Under the Holy Spirit
From these considerations came "the conviction . . . that the pastors of the flock of the Lord could set the individual free from the vestiges of sin by applying the merits of Christ and of the saints." Under the influence of the Holy Spirit, working in the Church over centuries, there arose the use of indulgences, "which represented a progression in the doctrine and discipline of the Church rather than a change."
In the earliest centuries penances were severe. Today a sinner might be given a few prayers to recite or some charitable act to perform. Then, a sinner might be commanded to stand outside the church door for a year, asking those going to Mass to pray for him and acknowledging to them his sins.
It was a tough regimen, and it was one the confessor could ameliorate by reducing the remainder of the penance if the penitent performed pious acts. The penitent's punishment in this life was lessened through a kind of indulgence. Over the years, the Church came to understand that the merits of Christ and the saints could be applied to lessen the left-over punishment that would come in purgatory, the punishment that wouldn't be endured here.
"The aim pursued by ecclesiastical authority in granting indulgences," continues the constitution, "is not only that of helping the faithful to expiate the punishment due sin but also that of urging them to perform works of piety, penitence, and charity--particularly those which lead to growth in faith and which favor the common good."
In other words, not only do indulgences reduce the actual punishment deserved, but the performance of the acts that entitle us to indulgences helps us grow spiritually by getting us into the habit of doing good works, things we otherwise might not do.
Keys of the Kingdom

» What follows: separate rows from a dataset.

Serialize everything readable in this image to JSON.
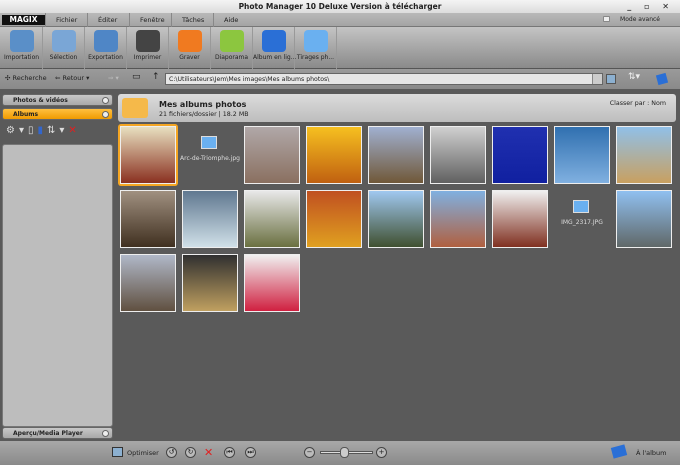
{
  "window": {
    "title": "Photo Manager 10 Deluxe Version à télécharger",
    "controls": "_ ▫ ✕"
  },
  "menu": {
    "logo": "MAGIX",
    "items": [
      "Fichier",
      "Éditer",
      "Fenêtre",
      "Tâches",
      "Aide"
    ],
    "mode": "Mode avancé"
  },
  "toolbar": [
    {
      "label": "Importation",
      "color": "#5a8fc8"
    },
    {
      "label": "Sélection",
      "color": "#7aa6d6"
    },
    {
      "label": "Exportation",
      "color": "#4f86c6"
    },
    {
      "label": "Imprimer",
      "color": "#444444"
    },
    {
      "label": "Graver",
      "color": "#f07a20"
    },
    {
      "label": "Diaporama",
      "color": "#8cc63f"
    },
    {
      "label": "Album en lig...",
      "color": "#2a6fd6"
    },
    {
      "label": "Tirages ph...",
      "color": "#6ab0f0"
    }
  ],
  "nav": {
    "search": "Recherche",
    "back": "Retour",
    "path": "C:\\Utilisateurs\\Jem\\Mes images\\Mes albums photos\\"
  },
  "sidebar": {
    "photos": "Photos & vidéos",
    "albums": "Albums",
    "preview": "Aperçu/Media Player"
  },
  "header": {
    "title": "Mes albums photos",
    "subtitle": "21 fichiers/dossier | 18.2 MB",
    "sort": "Classer par : Nom"
  },
  "files": [
    {
      "name": "",
      "colors": [
        "#e8e0c0",
        "#8a3020"
      ],
      "selected": true
    },
    {
      "name": "Arc-de-Triomphe.jpg",
      "icon": true
    },
    {
      "name": "",
      "colors": [
        "#b0a8a8",
        "#8a7060"
      ]
    },
    {
      "name": "",
      "colors": [
        "#f6c020",
        "#c06010"
      ]
    },
    {
      "name": "",
      "colors": [
        "#a0b0d0",
        "#705838"
      ]
    },
    {
      "name": "",
      "colors": [
        "#d0d0d0",
        "#606060"
      ]
    },
    {
      "name": "",
      "colors": [
        "#2030b0",
        "#1020a0"
      ]
    },
    {
      "name": "",
      "colors": [
        "#3070b0",
        "#80b0e0"
      ]
    },
    {
      "name": "",
      "colors": [
        "#90c0e8",
        "#c8a060"
      ]
    },
    {
      "name": "",
      "colors": [
        "#a09080",
        "#403020"
      ]
    },
    {
      "name": "",
      "colors": [
        "#607890",
        "#d0e0e8"
      ]
    },
    {
      "name": "",
      "colors": [
        "#e8e8e8",
        "#6a7040"
      ]
    },
    {
      "name": "",
      "colors": [
        "#c05020",
        "#e0a020"
      ]
    },
    {
      "name": "",
      "colors": [
        "#a0c8f0",
        "#405030"
      ]
    },
    {
      "name": "",
      "colors": [
        "#80b0e0",
        "#b06040"
      ]
    },
    {
      "name": "",
      "colors": [
        "#f0f0f0",
        "#803020"
      ]
    },
    {
      "name": "IMG_2317.JPG",
      "icon": true
    },
    {
      "name": "",
      "colors": [
        "#90c0f0",
        "#606868"
      ]
    },
    {
      "name": "",
      "colors": [
        "#b0b8c8",
        "#605040"
      ]
    },
    {
      "name": "",
      "colors": [
        "#303030",
        "#c0a060"
      ]
    },
    {
      "name": "",
      "colors": [
        "#f0f0f0",
        "#d02040"
      ]
    }
  ],
  "bottom": {
    "optimize": "Optimiser",
    "album": "À l'album"
  }
}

The origin of the Church's power regarding indulgences may be traced to the granting to Peter of the keys and of the power of binding and loosing (Matt. 16:19). This "judicial" authority, if it means anything at all, must be more than a mere declaratory power. Non- Catholics argue that Peter, with the other apostles, was given only a power to declare sins already forgiven, but Matthew 16:19, 18:18, and John 20:21-23 say nothing about restricting the grant to mere declarations. They refer to a grant of an active power, one that decides, the kind of power a judge has. This power, coupled with the solidarity of the Mystical Body of Christ, results in the doctrine of indulgences. Although the doctrine is not stated in the Bible in the detail now given in Church pronouncements (neither are the doctrines of the Incarnation and the Trinity explicitly stated there as they are understood by Catholics and Protestants), indulgences are not only not contrary to what the Bible says, but they follow naturally from our taking into account the whole of the Bible.” (www.catholic.com/answers/tracts/)
Fundamentalist Criticism “The necessity for indulgences assumes that the death of Christ did not forgive all divine punishment for sin. We are either forgiven or we are not forgiven. The Bible teaches God “forgave us all our sins.” (Colossians 2:13). Therefore, no punishment whatever is owed to God for them in this life.” (P&C p.105) Apologetic Response